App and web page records
━━━━━━━━━━

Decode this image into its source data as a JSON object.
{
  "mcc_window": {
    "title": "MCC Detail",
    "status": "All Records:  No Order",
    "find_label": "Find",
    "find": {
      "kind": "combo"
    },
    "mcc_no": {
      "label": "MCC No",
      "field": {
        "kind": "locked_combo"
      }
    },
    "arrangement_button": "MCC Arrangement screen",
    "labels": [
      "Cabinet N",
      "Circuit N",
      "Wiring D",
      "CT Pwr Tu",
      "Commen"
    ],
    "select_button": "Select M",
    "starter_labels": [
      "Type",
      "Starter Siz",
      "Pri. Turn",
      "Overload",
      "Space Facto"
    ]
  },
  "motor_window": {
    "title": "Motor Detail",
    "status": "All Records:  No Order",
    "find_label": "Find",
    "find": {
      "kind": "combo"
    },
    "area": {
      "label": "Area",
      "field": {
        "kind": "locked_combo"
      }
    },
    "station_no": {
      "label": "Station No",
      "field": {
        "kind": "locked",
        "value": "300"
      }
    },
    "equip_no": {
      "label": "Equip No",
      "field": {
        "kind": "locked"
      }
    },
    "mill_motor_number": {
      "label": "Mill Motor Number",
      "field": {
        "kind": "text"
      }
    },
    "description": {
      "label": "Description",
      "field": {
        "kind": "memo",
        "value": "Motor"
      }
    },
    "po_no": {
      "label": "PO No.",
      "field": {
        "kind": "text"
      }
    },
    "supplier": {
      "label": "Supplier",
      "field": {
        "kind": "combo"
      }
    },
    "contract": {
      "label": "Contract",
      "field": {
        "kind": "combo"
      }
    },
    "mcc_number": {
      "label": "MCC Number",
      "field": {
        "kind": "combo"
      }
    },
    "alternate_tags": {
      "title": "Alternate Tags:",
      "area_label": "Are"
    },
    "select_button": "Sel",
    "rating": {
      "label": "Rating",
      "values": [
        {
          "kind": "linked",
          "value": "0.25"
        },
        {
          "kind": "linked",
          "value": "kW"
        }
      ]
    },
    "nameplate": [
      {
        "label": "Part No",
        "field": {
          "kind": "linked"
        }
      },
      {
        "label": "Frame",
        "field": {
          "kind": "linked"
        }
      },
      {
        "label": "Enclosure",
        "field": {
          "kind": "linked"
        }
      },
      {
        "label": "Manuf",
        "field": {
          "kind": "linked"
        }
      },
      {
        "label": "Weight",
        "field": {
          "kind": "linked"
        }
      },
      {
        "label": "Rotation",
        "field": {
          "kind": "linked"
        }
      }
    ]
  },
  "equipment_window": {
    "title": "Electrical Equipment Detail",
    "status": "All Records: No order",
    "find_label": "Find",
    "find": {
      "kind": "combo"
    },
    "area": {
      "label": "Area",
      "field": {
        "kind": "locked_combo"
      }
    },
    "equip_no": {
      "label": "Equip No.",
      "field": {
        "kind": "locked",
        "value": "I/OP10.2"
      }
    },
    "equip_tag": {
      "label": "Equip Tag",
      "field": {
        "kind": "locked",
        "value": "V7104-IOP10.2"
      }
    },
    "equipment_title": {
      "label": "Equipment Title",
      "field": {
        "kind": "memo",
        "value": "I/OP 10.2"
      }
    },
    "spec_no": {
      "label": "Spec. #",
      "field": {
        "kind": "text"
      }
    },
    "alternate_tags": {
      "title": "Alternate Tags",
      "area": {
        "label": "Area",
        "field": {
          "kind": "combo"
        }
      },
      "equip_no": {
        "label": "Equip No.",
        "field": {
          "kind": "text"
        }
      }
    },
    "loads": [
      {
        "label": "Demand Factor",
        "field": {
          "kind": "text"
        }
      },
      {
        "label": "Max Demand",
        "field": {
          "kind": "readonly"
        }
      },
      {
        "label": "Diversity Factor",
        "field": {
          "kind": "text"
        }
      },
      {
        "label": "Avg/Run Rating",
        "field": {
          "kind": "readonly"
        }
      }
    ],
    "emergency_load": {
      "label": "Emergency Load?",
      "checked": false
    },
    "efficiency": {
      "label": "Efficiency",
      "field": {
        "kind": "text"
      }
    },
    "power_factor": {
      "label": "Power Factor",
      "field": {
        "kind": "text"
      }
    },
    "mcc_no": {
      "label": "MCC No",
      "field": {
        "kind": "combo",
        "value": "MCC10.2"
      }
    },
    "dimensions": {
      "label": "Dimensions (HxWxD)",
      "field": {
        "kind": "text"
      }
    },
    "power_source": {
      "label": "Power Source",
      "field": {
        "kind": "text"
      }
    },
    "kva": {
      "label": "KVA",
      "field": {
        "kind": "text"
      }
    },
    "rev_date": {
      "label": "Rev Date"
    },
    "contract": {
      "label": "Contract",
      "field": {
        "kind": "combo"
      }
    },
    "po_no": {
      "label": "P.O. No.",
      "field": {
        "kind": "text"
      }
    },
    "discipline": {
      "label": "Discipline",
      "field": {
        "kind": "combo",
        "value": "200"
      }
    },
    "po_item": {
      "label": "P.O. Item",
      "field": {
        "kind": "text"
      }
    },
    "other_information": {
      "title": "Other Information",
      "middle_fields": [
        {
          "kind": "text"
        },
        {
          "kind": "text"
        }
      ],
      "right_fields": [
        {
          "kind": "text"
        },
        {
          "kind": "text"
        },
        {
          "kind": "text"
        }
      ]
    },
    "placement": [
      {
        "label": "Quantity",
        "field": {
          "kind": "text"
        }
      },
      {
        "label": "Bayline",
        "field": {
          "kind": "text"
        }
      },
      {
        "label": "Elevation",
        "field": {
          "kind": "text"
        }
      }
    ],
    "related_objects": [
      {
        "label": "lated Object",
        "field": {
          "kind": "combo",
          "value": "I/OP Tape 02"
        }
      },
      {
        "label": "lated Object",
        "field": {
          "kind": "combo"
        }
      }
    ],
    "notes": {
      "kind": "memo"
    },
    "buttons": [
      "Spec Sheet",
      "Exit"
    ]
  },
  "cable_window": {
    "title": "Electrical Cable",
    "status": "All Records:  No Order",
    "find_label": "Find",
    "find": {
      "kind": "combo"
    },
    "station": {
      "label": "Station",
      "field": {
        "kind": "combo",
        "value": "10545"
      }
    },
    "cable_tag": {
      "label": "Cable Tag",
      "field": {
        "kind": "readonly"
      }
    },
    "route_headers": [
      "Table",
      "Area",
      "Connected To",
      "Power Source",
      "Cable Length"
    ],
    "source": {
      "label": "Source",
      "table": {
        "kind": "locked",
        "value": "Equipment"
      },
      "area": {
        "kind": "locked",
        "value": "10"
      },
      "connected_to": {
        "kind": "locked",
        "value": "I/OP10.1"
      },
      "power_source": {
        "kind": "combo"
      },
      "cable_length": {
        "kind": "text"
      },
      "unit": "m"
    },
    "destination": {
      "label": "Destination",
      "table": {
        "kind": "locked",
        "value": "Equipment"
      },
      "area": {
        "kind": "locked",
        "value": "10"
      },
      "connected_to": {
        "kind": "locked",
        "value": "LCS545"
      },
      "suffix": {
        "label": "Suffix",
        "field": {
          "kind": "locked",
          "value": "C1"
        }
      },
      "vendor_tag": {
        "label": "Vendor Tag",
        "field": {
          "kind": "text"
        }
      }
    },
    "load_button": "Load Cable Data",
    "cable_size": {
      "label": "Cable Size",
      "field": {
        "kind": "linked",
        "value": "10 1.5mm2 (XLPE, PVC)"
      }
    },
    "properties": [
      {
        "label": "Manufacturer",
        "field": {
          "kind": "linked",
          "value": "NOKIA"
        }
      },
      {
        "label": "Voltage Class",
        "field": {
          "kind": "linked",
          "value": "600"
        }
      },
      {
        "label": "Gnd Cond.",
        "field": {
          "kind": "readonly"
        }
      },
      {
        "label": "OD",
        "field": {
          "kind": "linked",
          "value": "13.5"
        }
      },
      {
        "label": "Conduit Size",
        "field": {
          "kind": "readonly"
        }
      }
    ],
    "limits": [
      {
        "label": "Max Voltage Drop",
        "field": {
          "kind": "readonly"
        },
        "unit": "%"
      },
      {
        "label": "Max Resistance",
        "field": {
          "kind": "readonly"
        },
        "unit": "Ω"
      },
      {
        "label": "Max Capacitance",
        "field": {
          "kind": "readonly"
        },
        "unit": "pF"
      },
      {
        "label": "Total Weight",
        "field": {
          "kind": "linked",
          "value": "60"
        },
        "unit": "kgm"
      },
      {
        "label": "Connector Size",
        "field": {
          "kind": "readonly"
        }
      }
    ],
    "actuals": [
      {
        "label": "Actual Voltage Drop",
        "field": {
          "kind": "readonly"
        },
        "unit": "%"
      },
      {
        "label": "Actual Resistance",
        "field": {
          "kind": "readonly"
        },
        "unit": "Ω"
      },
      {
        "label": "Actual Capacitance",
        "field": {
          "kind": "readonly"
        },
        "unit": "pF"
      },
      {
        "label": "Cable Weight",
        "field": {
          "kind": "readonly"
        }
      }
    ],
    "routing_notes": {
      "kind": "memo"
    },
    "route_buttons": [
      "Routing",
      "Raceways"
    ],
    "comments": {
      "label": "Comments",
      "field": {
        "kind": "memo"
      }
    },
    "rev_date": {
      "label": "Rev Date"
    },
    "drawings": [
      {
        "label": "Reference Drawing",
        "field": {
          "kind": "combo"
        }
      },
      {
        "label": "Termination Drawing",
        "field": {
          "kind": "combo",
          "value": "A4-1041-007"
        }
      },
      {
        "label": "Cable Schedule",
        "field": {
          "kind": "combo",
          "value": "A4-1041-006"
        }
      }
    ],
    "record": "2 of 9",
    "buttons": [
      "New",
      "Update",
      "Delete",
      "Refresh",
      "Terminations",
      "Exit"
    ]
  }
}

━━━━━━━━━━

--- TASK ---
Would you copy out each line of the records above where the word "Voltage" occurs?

--- SOLUTION ---
        "label": "Voltage Class",
        "label": "Max Voltage Drop",
        "label": "Actual Voltage Drop",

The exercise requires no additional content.